The Sixth Circuit found that McCellon Montgomery was capable of freely and voluntarily giving consent, allowing the police to search his property despite being in the hospital under the influence of morphine within hours of being shot in his back by an unknown assailant.
Montgomery was on his back porch. He was shot with birdshot or buckshot by someone hiding in nearby trees. His girlfriend called the police. The police could not find the shooter but they did see marijuana paraphernalia in the kitchen and the smell of marijuana coming from a shed in the back yard.
While they told Montgomery that they were searching for the shooter they were more anxious to find the marijuana in the shed. He gave consent. Police searched the property and found marijuana upstairs in the house and in the shed. He was charged with possession.
While being under the influence of drugs may result in consent being found to be involuntary, the court looked at other factors and found the consent to be voluntary. The nurse as the hospital testified that Montgomery was alert and oriented. Likewise the officers who asked for Montgomery’s consent found him to be lucid.

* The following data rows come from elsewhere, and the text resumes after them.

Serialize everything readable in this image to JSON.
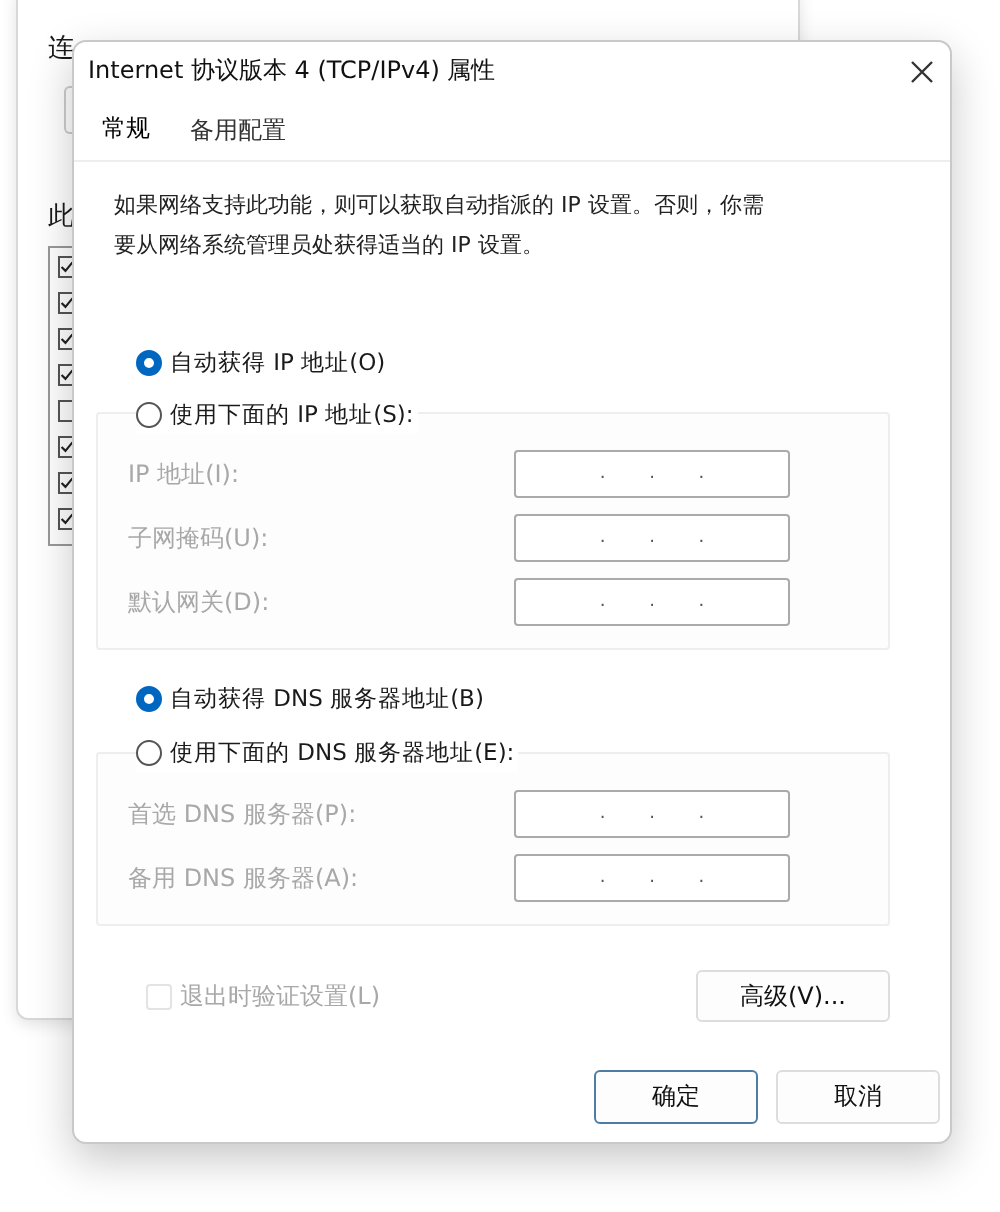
{
  "background_window": {
    "labels": [
      "连",
      "此"
    ],
    "list_items": [
      {
        "checked": true
      },
      {
        "checked": true
      },
      {
        "checked": true
      },
      {
        "checked": true
      },
      {
        "checked": false
      },
      {
        "checked": true
      },
      {
        "checked": true
      },
      {
        "checked": true
      }
    ]
  },
  "dialog": {
    "title": "Internet 协议版本 4 (TCP/IPv4) 属性",
    "tabs": [
      {
        "label": "常规",
        "selected": true
      },
      {
        "label": "备用配置",
        "selected": false
      }
    ],
    "description": "如果网络支持此功能，则可以获取自动指派的 IP 设置。否则，你需要从网络系统管理员处获得适当的 IP 设置。",
    "ip_options": [
      {
        "label": "自动获得 IP 地址(O)",
        "selected": true
      },
      {
        "label": "使用下面的 IP 地址(S):",
        "selected": false
      }
    ],
    "ip_fields": {
      "disabled": true,
      "rows": [
        {
          "label": "IP 地址(I):",
          "separators": [
            ".",
            ".",
            "."
          ]
        },
        {
          "label": "子网掩码(U):",
          "separators": [
            ".",
            ".",
            "."
          ]
        },
        {
          "label": "默认网关(D):",
          "separators": [
            ".",
            ".",
            "."
          ]
        }
      ]
    },
    "dns_options": [
      {
        "label": "自动获得 DNS 服务器地址(B)",
        "selected": true
      },
      {
        "label": "使用下面的 DNS 服务器地址(E):",
        "selected": false
      }
    ],
    "dns_fields": {
      "disabled": true,
      "rows": [
        {
          "label": "首选 DNS 服务器(P):",
          "separators": [
            ".",
            ".",
            "."
          ]
        },
        {
          "label": "备用 DNS 服务器(A):",
          "separators": [
            ".",
            ".",
            "."
          ]
        }
      ]
    },
    "validate_on_exit": {
      "label": "退出时验证设置(L)",
      "checked": false,
      "disabled": true
    },
    "advanced_button": "高级(V)...",
    "buttons": [
      {
        "label": "确定",
        "default": true
      },
      {
        "label": "取消",
        "default": false
      }
    ]
  }
}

Despite testimony from his girlfriend and her mother both of whom testified that he had trouble talking the trial court and the appellate court found him to be capable of giving a knowing and voluntary consent.
But how knowing is the consent if you consent to a search for the assailant while the police search for marijuana?